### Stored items
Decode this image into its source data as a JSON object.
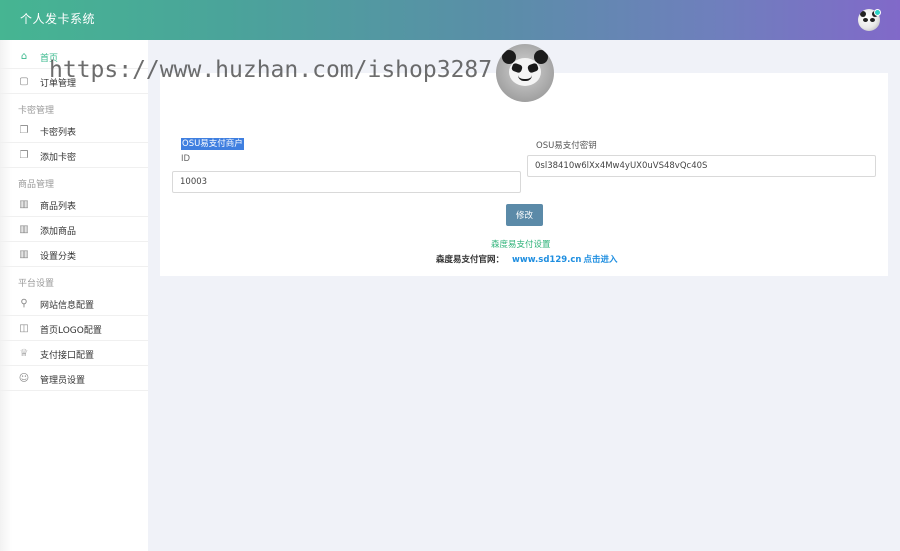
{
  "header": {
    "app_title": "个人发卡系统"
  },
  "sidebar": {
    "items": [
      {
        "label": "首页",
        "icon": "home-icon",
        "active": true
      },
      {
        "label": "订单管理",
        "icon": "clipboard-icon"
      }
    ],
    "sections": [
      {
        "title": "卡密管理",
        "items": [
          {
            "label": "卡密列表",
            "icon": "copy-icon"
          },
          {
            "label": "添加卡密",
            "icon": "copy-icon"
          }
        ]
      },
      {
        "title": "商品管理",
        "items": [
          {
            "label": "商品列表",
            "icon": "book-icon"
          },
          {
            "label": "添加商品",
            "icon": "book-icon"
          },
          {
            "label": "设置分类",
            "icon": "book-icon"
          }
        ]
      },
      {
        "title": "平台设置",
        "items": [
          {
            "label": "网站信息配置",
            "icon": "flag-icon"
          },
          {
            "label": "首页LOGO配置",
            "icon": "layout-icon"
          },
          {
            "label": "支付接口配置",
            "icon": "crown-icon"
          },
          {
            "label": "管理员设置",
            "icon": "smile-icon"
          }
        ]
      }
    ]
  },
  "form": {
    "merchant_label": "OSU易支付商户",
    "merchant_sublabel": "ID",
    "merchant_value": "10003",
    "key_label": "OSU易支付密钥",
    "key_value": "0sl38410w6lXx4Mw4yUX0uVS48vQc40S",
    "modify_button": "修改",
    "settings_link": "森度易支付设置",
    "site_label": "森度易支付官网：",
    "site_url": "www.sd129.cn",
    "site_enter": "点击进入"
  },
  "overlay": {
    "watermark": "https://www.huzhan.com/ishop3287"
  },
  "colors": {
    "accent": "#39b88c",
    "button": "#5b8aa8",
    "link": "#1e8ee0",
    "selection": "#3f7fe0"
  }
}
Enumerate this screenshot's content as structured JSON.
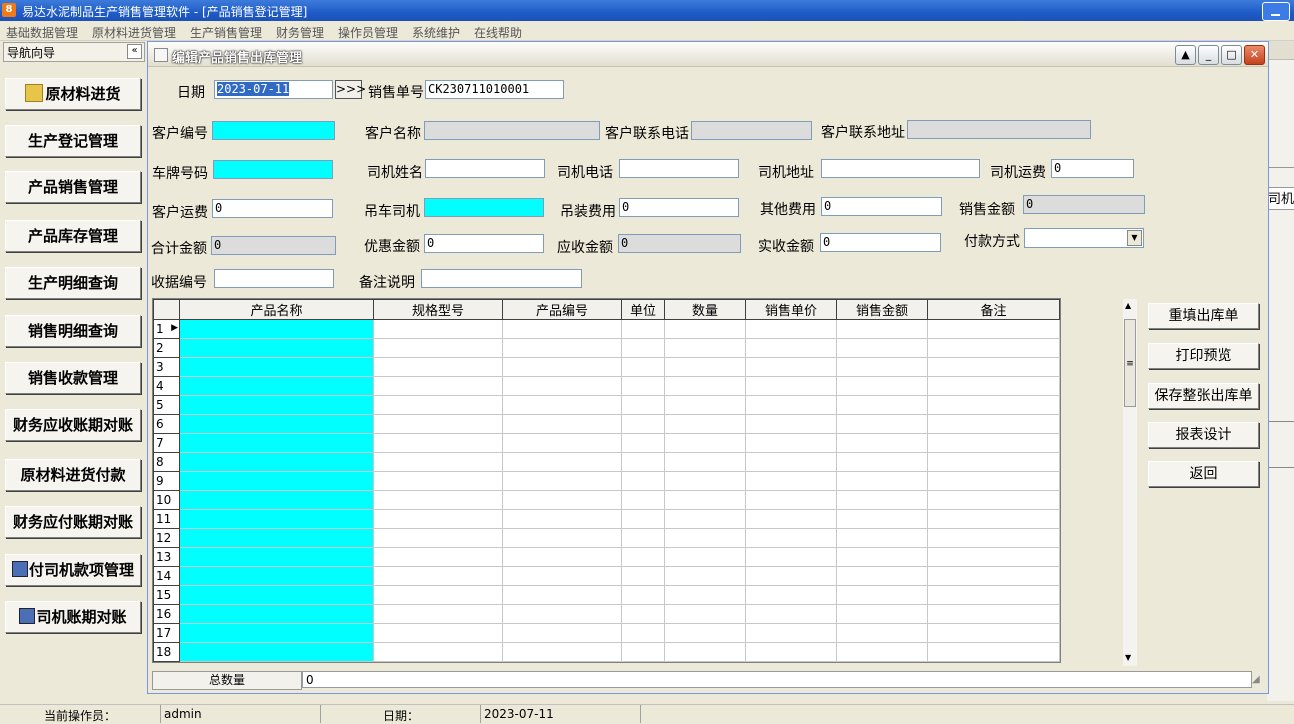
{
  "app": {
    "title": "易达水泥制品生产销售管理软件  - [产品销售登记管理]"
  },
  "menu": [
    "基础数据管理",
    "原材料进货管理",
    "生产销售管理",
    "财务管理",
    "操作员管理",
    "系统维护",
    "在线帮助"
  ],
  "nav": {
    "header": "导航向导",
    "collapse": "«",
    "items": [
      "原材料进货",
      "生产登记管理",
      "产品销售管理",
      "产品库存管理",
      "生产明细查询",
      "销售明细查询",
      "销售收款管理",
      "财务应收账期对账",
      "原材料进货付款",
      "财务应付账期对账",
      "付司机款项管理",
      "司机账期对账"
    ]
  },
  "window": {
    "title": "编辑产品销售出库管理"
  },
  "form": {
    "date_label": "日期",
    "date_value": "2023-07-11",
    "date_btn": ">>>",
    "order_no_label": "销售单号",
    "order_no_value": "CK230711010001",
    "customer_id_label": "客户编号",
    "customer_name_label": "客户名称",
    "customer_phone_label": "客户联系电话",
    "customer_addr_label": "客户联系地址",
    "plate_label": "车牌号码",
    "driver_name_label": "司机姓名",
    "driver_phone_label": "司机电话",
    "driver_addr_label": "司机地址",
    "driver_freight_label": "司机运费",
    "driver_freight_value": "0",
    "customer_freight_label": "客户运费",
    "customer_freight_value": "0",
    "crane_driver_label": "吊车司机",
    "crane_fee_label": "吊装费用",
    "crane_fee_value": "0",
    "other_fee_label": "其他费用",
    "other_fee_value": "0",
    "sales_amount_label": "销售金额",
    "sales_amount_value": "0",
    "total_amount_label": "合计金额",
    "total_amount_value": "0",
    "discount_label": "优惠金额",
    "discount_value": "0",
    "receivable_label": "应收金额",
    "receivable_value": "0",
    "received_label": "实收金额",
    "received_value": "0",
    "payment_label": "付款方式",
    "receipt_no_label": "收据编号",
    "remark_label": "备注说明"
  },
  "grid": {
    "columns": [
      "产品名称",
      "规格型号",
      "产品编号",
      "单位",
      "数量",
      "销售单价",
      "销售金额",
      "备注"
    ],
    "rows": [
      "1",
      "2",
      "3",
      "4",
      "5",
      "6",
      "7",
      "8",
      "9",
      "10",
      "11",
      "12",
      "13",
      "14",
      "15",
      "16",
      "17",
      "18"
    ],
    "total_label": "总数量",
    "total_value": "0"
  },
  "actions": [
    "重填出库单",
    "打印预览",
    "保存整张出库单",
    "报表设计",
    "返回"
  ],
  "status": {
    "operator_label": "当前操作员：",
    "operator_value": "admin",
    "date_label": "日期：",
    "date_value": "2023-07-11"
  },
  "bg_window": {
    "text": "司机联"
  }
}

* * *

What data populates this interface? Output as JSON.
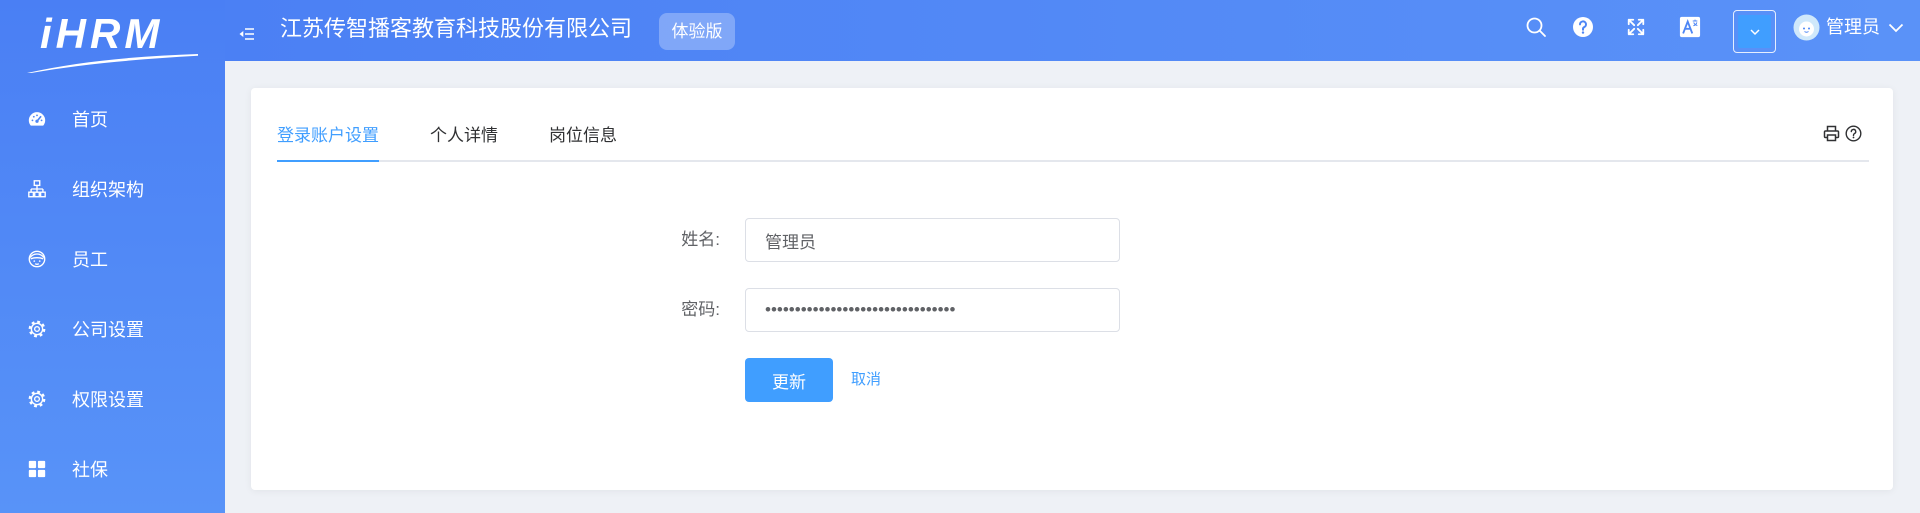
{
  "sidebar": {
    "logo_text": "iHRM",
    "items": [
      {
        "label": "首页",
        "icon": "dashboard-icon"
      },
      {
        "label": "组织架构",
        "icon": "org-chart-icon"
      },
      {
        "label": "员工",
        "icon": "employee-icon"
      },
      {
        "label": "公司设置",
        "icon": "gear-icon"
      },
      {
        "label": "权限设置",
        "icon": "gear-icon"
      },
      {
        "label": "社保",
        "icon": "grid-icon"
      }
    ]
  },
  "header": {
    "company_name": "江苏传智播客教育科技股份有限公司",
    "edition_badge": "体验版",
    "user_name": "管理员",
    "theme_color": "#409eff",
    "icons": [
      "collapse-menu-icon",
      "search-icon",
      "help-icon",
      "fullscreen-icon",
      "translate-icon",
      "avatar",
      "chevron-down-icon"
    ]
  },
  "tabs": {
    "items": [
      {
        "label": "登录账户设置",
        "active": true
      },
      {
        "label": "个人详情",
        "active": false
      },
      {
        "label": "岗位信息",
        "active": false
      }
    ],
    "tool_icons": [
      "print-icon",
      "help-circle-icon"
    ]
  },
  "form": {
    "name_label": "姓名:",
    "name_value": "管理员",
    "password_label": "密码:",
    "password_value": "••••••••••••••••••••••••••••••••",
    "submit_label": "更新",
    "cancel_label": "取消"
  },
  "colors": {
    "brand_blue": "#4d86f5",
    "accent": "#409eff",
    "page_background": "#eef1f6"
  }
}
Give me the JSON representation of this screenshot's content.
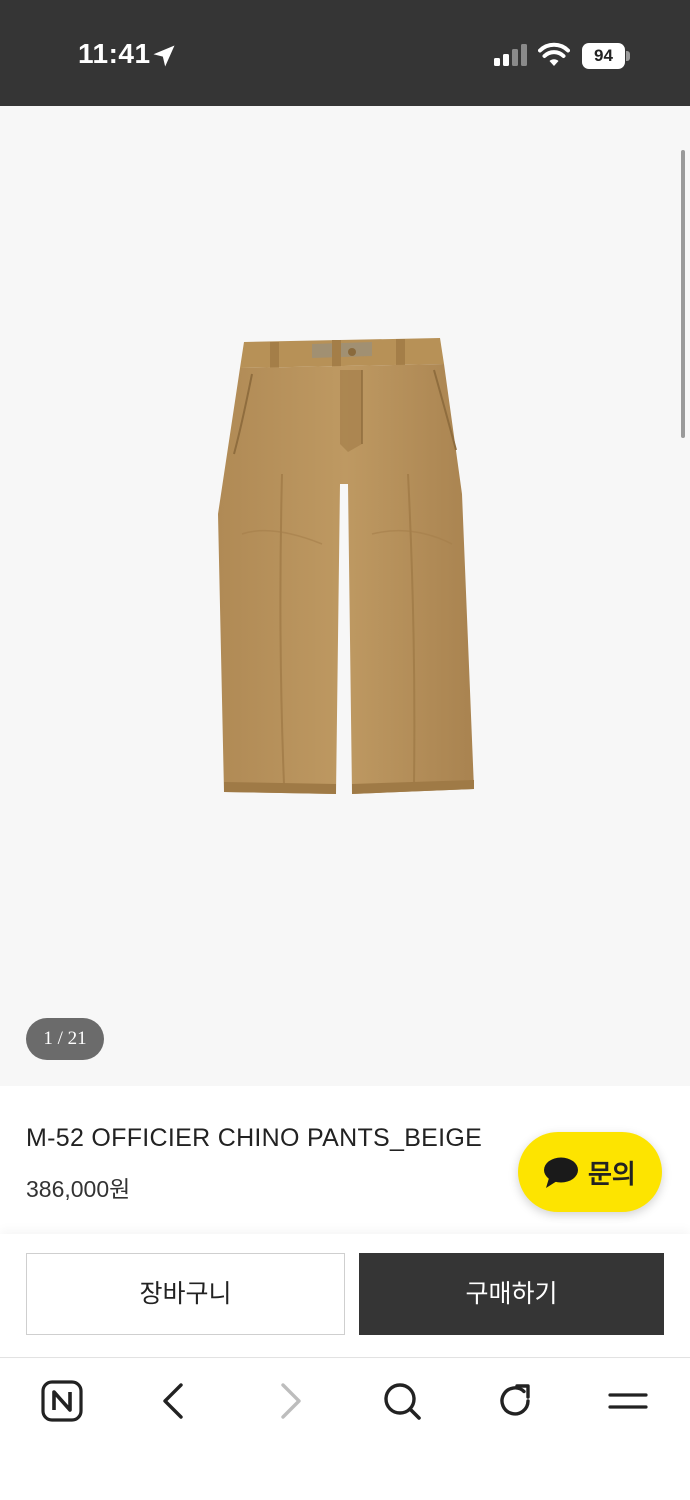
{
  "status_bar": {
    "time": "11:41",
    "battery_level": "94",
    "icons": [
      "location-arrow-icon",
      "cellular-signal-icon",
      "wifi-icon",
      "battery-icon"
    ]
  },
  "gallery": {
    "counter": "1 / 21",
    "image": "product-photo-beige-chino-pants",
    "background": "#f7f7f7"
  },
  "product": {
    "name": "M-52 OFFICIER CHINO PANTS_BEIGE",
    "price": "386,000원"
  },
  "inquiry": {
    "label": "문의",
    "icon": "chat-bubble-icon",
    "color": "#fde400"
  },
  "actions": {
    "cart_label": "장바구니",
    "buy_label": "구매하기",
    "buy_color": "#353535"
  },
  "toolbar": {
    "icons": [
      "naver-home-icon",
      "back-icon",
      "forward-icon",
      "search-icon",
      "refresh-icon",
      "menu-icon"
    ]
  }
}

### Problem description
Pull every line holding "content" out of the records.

### Expected answer
Enumerate this screenshot's content as structured JSON.
Give me the JSON representation of this screenshot's content.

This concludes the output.